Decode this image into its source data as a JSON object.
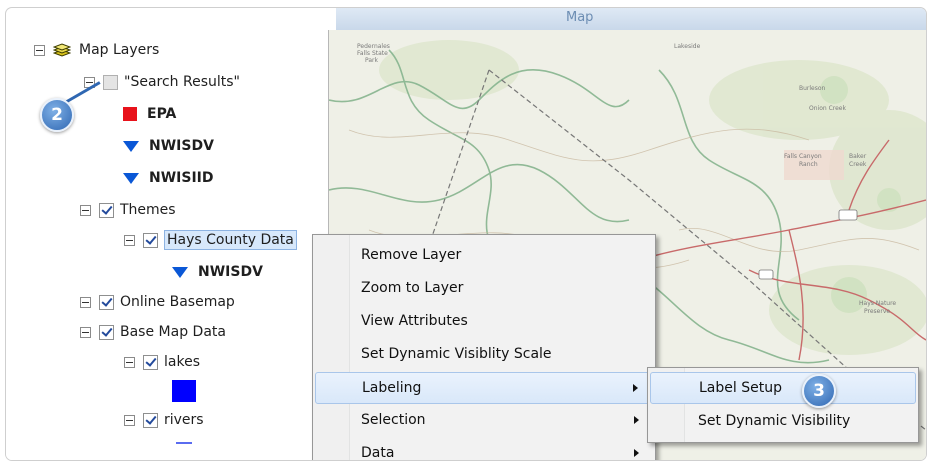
{
  "tree": {
    "root": {
      "label": "Map Layers",
      "icon": "layers-icon"
    },
    "search_results": {
      "label": "\"Search Results\"",
      "children": [
        "EPA",
        "NWISDV",
        "NWISIID"
      ]
    },
    "themes": {
      "label": "Themes"
    },
    "hays": {
      "label": "Hays County Data",
      "child": "NWISDV"
    },
    "online_basemap": {
      "label": "Online Basemap"
    },
    "base_map_data": {
      "label": "Base Map Data"
    },
    "lakes": {
      "label": "lakes",
      "swatch_color": "#0000ff"
    },
    "rivers": {
      "label": "rivers",
      "swatch_color": "#5a6cf0"
    }
  },
  "top_strip": {
    "text": "Map"
  },
  "context_menu": {
    "items": [
      {
        "label": "Remove Layer"
      },
      {
        "label": "Zoom to Layer"
      },
      {
        "label": "View Attributes"
      },
      {
        "label": "Set Dynamic Visiblity Scale"
      },
      {
        "label": "Labeling",
        "submenu": true,
        "highlighted": true
      },
      {
        "label": "Selection",
        "submenu": true
      },
      {
        "label": "Data",
        "submenu": true
      }
    ]
  },
  "submenu": {
    "items": [
      {
        "label": "Label Setup",
        "highlighted": true
      },
      {
        "label": "Set Dynamic Visibility"
      }
    ]
  },
  "callouts": {
    "two": "2",
    "three": "3"
  },
  "colors": {
    "epa": "#e8121b",
    "marker": "#0a57d6",
    "callout": "#2f67b2",
    "highlight": "#d9e8fa"
  }
}
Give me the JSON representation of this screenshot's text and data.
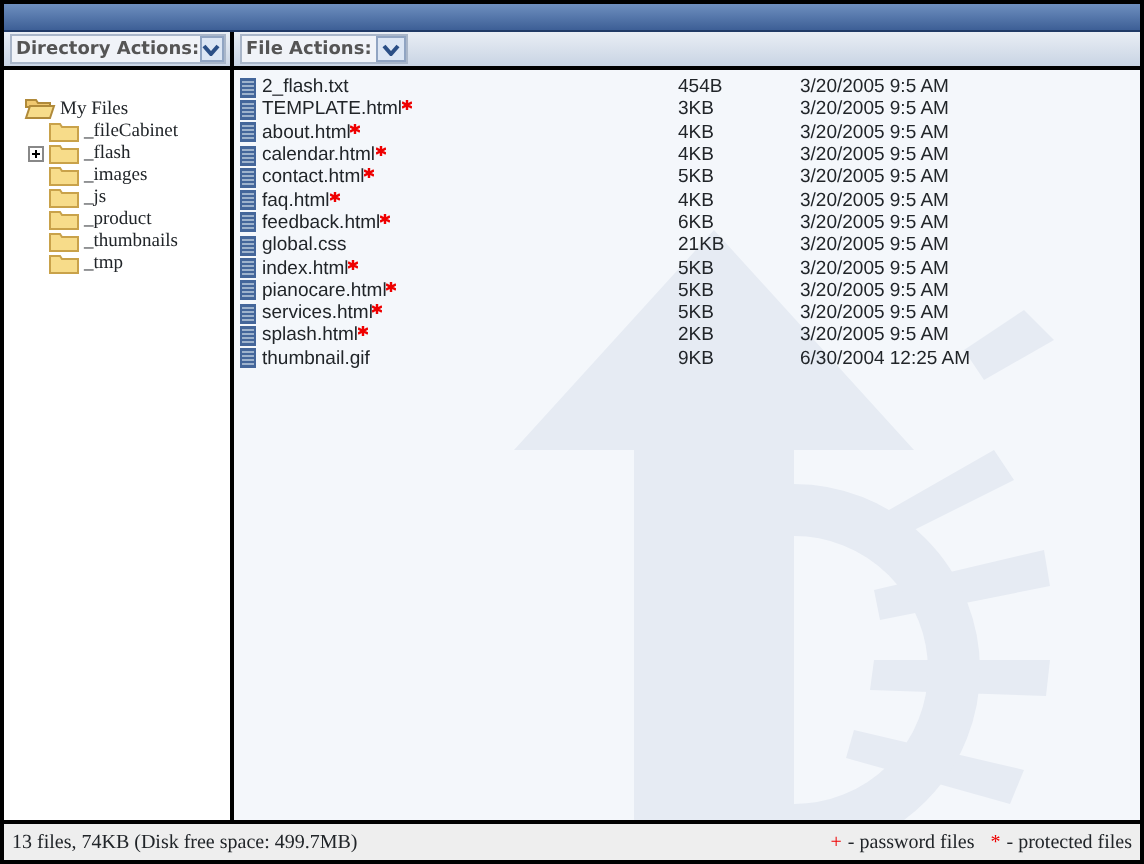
{
  "toolbar": {
    "directory_actions": "Directory Actions:",
    "file_actions": "File Actions:"
  },
  "tree": [
    {
      "name": "My Files",
      "expanded": true,
      "children": [
        {
          "name": "_fileCabinet",
          "collapsed": false
        },
        {
          "name": "_flash",
          "collapsed": true
        },
        {
          "name": "_images",
          "collapsed": false
        },
        {
          "name": "_js",
          "collapsed": false
        },
        {
          "name": "_product",
          "collapsed": false
        },
        {
          "name": "_thumbnails",
          "collapsed": false
        },
        {
          "name": "_tmp",
          "collapsed": false
        }
      ]
    }
  ],
  "files": [
    {
      "name": "2_flash.txt",
      "protected": false,
      "size": "454B",
      "date": "3/20/2005 9:5 AM"
    },
    {
      "name": "TEMPLATE.html",
      "protected": true,
      "size": "3KB",
      "date": "3/20/2005 9:5 AM"
    },
    {
      "name": "about.html",
      "protected": true,
      "size": "4KB",
      "date": "3/20/2005 9:5 AM"
    },
    {
      "name": "calendar.html",
      "protected": true,
      "size": "4KB",
      "date": "3/20/2005 9:5 AM"
    },
    {
      "name": "contact.html",
      "protected": true,
      "size": "5KB",
      "date": "3/20/2005 9:5 AM"
    },
    {
      "name": "faq.html",
      "protected": true,
      "size": "4KB",
      "date": "3/20/2005 9:5 AM"
    },
    {
      "name": "feedback.html",
      "protected": true,
      "size": "6KB",
      "date": "3/20/2005 9:5 AM"
    },
    {
      "name": "global.css",
      "protected": false,
      "size": "21KB",
      "date": "3/20/2005 9:5 AM"
    },
    {
      "name": "index.html",
      "protected": true,
      "size": "5KB",
      "date": "3/20/2005 9:5 AM"
    },
    {
      "name": "pianocare.html",
      "protected": true,
      "size": "5KB",
      "date": "3/20/2005 9:5 AM"
    },
    {
      "name": "services.html",
      "protected": true,
      "size": "5KB",
      "date": "3/20/2005 9:5 AM"
    },
    {
      "name": "splash.html",
      "protected": true,
      "size": "2KB",
      "date": "3/20/2005 9:5 AM"
    },
    {
      "name": "thumbnail.gif",
      "protected": false,
      "size": "9KB",
      "date": "6/30/2004 12:25 AM"
    }
  ],
  "status_bar": {
    "summary": "13 files, 74KB (Disk free space: 499.7MB)",
    "legend": [
      {
        "symbol": "+",
        "text": "- password files"
      },
      {
        "symbol": "*",
        "text": "- protected files"
      }
    ]
  }
}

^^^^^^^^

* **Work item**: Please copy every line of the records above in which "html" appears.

* **Solution below**:
      "name": "TEMPLATE.html",
      "name": "about.html",
      "name": "calendar.html",
      "name": "contact.html",
      "name": "faq.html",
      "name": "feedback.html",
      "name": "index.html",
      "name": "pianocare.html",
      "name": "services.html",
      "name": "splash.html",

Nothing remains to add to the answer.